#### [Records for the task]
----
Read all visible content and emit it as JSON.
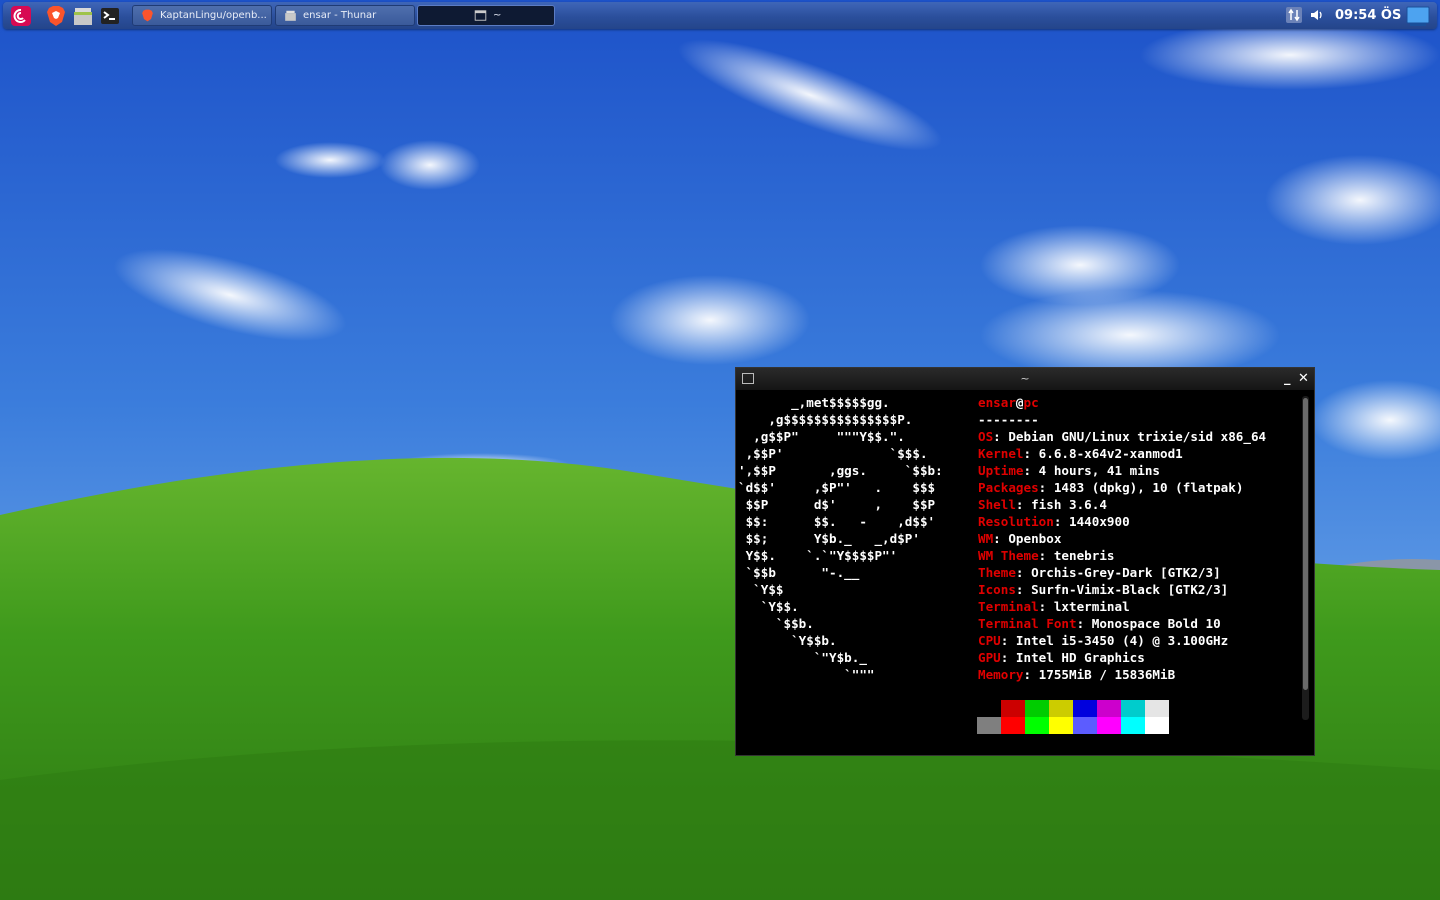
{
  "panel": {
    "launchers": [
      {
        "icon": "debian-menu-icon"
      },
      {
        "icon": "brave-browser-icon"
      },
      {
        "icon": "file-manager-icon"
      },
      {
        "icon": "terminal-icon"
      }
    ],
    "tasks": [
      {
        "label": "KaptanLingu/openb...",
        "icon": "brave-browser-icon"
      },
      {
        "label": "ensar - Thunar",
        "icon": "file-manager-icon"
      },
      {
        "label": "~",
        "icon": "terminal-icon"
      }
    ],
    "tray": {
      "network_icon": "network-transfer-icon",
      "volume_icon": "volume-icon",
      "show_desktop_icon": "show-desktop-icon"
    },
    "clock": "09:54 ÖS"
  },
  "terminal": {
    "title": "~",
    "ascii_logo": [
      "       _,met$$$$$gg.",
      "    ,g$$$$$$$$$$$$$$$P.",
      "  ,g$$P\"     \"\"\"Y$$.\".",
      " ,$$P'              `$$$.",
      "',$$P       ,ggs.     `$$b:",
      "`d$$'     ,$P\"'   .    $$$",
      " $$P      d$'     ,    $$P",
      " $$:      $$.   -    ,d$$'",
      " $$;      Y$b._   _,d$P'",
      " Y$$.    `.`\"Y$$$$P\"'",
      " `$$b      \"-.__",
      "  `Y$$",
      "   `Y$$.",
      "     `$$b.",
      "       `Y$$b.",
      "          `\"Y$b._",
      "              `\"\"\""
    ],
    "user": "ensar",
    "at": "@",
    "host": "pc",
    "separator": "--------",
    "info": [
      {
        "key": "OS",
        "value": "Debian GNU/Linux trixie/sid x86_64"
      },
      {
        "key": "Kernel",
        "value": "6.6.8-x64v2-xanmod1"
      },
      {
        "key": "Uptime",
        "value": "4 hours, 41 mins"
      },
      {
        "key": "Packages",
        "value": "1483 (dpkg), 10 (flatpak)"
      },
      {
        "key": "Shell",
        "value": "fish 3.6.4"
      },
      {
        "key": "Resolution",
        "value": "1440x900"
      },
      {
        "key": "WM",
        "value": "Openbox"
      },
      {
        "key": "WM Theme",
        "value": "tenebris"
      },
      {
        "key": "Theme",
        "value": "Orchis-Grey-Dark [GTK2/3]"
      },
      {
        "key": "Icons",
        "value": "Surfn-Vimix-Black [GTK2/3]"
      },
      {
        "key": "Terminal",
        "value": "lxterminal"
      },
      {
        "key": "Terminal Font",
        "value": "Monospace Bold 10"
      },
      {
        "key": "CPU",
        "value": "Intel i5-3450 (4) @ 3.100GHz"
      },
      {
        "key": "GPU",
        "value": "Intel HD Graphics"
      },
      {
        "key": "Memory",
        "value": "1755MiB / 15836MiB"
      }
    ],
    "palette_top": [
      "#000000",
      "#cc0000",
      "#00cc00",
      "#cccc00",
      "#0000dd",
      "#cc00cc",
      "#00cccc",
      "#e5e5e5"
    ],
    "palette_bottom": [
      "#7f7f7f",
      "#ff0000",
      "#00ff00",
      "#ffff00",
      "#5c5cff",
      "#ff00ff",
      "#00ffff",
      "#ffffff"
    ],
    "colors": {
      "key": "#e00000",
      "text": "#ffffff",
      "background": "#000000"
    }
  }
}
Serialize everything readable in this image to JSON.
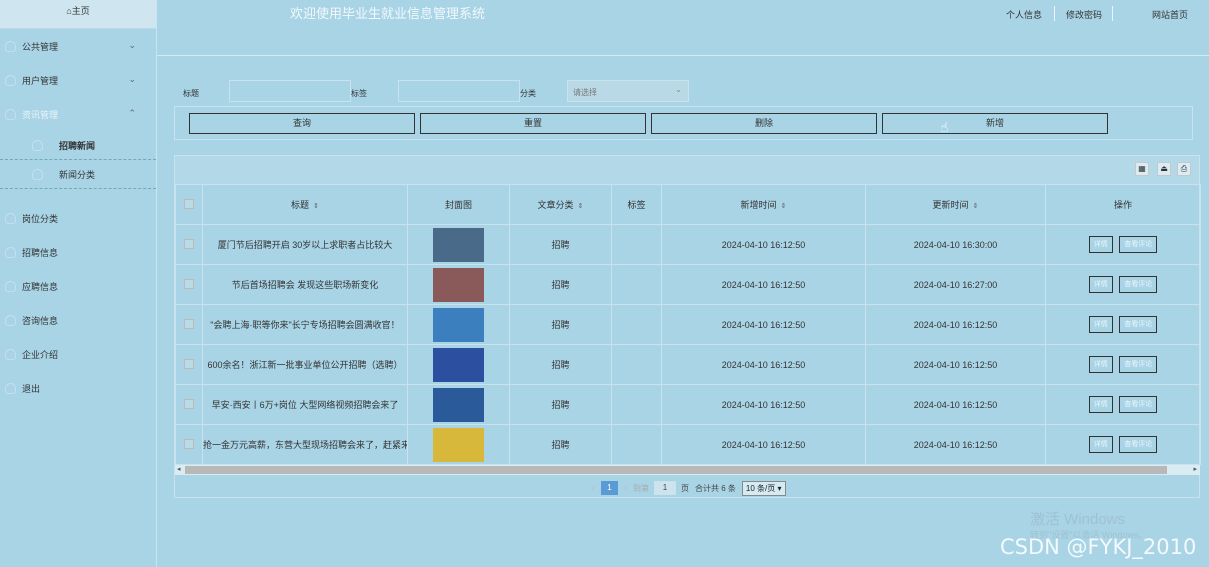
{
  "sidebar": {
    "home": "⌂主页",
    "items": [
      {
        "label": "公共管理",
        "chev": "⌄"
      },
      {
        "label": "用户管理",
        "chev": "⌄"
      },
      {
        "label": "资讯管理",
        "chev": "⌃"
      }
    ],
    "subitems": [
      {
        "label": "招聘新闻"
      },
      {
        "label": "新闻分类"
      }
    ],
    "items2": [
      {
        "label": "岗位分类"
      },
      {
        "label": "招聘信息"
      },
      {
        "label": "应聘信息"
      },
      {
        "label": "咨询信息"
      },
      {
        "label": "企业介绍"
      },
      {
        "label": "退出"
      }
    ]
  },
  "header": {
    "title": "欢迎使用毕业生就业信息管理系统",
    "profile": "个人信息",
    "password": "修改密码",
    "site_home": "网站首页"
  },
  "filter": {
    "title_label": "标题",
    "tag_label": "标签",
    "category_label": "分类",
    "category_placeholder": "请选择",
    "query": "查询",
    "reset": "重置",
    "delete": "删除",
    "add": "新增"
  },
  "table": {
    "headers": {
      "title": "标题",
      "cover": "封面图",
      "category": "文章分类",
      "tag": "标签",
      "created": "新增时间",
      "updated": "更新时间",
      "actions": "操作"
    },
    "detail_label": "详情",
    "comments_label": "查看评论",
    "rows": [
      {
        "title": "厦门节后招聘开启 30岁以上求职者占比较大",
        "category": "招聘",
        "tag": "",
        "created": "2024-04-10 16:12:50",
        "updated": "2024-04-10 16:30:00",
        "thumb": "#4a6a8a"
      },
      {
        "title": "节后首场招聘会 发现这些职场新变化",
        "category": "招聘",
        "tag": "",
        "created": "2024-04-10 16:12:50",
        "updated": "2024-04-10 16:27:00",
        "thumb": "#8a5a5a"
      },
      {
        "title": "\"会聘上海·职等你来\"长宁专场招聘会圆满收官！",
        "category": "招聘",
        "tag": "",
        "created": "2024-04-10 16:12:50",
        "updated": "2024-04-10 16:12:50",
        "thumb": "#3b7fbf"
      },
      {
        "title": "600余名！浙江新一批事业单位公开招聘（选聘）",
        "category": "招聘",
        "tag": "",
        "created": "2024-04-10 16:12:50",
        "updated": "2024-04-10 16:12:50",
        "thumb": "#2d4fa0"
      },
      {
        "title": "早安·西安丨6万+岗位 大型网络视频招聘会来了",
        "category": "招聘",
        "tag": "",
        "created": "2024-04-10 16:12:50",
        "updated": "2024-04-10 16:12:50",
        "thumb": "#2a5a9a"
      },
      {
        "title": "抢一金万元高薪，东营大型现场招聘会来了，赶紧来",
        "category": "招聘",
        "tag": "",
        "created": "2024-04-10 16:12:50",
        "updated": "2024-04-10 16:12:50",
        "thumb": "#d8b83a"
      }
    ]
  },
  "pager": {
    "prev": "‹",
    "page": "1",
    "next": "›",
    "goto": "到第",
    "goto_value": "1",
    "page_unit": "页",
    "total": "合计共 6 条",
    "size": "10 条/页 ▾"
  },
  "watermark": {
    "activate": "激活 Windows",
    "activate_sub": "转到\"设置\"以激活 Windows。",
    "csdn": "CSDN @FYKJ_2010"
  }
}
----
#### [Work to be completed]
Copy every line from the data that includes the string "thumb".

#### [Answer area]
        "thumb": "#4a6a8a"
        "thumb": "#8a5a5a"
        "thumb": "#3b7fbf"
        "thumb": "#2d4fa0"
        "thumb": "#2a5a9a"
        "thumb": "#d8b83a"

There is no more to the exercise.